If I were a MA dealer, I would start this argument today, as to dealers within this district, it has been ruled that I'm at a significant disadvantage.
Great news! Once this bumps though a few courts one can hope to be able to purchase current G17's for ~ $560 instead of $1k
Assumes that the antis will let it out of the 5th cir. if they do not win there. Similar to what has happened before. they want to avoid goign to the SC and will try to avoid a split in the circuits.
You can do that already, but that's beside the point.
The real ballbuster with this is if I'm at a pawn shop in the middle of "Nowhere, Nevada" and I want to buy a handgun that's there for cheap money, I should be able to plonk cash down, fill out a form, pass the check, and leave the shop with it... right there. With no "you hafta send it through your state of residence" BS.
You'd think the credit card companies would be backing this type of reform. Think of how many billions of dollars of impulse gun buys they've missed.
Fundamentally I agree with you here but the 4473 bullshit isn't going anyway anytime soon, not under the current legal structure.
So would this mean that as an MA resident I could go down to a gun shop in that judge's district the 5th Circuit and buy a shiny new Glock, or is it only for sellers AND buyers in that district?

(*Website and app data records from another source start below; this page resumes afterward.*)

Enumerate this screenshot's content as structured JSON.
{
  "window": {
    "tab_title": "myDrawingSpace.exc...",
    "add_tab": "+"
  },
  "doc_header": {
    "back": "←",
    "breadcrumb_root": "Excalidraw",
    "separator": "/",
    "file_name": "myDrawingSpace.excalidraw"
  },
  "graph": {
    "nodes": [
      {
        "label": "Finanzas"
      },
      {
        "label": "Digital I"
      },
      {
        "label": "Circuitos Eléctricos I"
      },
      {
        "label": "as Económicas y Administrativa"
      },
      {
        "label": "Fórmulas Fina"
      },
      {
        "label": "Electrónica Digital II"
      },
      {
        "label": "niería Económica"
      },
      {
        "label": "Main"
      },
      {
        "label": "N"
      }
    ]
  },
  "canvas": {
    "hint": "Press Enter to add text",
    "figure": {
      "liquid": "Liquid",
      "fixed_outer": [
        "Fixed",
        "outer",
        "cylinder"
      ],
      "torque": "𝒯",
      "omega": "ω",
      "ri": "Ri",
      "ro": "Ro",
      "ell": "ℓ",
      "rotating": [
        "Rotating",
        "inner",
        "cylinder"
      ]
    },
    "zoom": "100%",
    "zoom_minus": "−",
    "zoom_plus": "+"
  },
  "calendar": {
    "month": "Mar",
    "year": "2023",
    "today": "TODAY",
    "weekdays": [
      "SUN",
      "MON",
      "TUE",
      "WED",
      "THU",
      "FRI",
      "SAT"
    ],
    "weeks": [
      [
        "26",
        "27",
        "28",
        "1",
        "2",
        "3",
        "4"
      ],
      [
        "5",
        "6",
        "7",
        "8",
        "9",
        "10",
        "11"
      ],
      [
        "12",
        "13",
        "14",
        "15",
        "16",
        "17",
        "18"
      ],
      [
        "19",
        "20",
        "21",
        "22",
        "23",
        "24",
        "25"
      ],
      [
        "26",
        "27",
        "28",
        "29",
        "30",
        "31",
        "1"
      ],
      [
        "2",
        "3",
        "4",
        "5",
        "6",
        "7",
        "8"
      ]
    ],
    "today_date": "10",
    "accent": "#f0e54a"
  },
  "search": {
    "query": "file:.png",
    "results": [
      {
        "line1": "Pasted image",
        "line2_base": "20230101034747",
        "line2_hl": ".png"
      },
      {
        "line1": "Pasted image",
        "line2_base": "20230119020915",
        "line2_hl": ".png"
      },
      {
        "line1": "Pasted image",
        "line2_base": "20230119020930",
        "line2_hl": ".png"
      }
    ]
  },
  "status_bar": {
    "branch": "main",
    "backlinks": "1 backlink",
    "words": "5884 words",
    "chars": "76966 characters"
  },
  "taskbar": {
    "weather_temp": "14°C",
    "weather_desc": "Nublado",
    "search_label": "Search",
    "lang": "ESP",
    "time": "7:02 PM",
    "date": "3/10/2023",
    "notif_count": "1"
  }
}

If the ruling has immediately taken effect, it would be buyers from any part of the US going to anywhere in that court's jurisdiction.
This is potentially a big deal and third in a line of cases that challenges the ban on interstate handgun transfers. Dearth (currently in the DC Circuit with a hearing next month, and Lane (I'm not sure what's up with that) are the other two.
If taken to it's logical conclusion such that it applies nationwide, it would obviate both the Massachusetts handgun roster and the AG's 'safe' handgun regulations. Those would still be binding on Massachusetts dealers, but you would presumably be able to to legally purchase a handgun in another state as long as it was legal for you to possess it in your home state.
In the interim, I wouldn't make any handgun purchase related travel plans. I suspect that Texas dealers will be slow to test the waters on this and anyway, you can expect the DOJ to file and appeal and stay very quickly.
But it is very good progress.
The 5th Circuit is very likely to uphold, so I doubt they even appeal at all. If they keep it to North Texas, they limit their damage.
Worth noting: the ATF could still go after and prosecute the buyers who live in other districts; the ban hasn't been overturned for them.
Mass legislature will continue to be a pain in the neck, while SO and Riley's will make an absolute killing. And FLRB's records will be even more inaccurate because people will either lose them in the snow or tragic boating accidents en route home before they could EFA-10 them.
Separate names with a comma.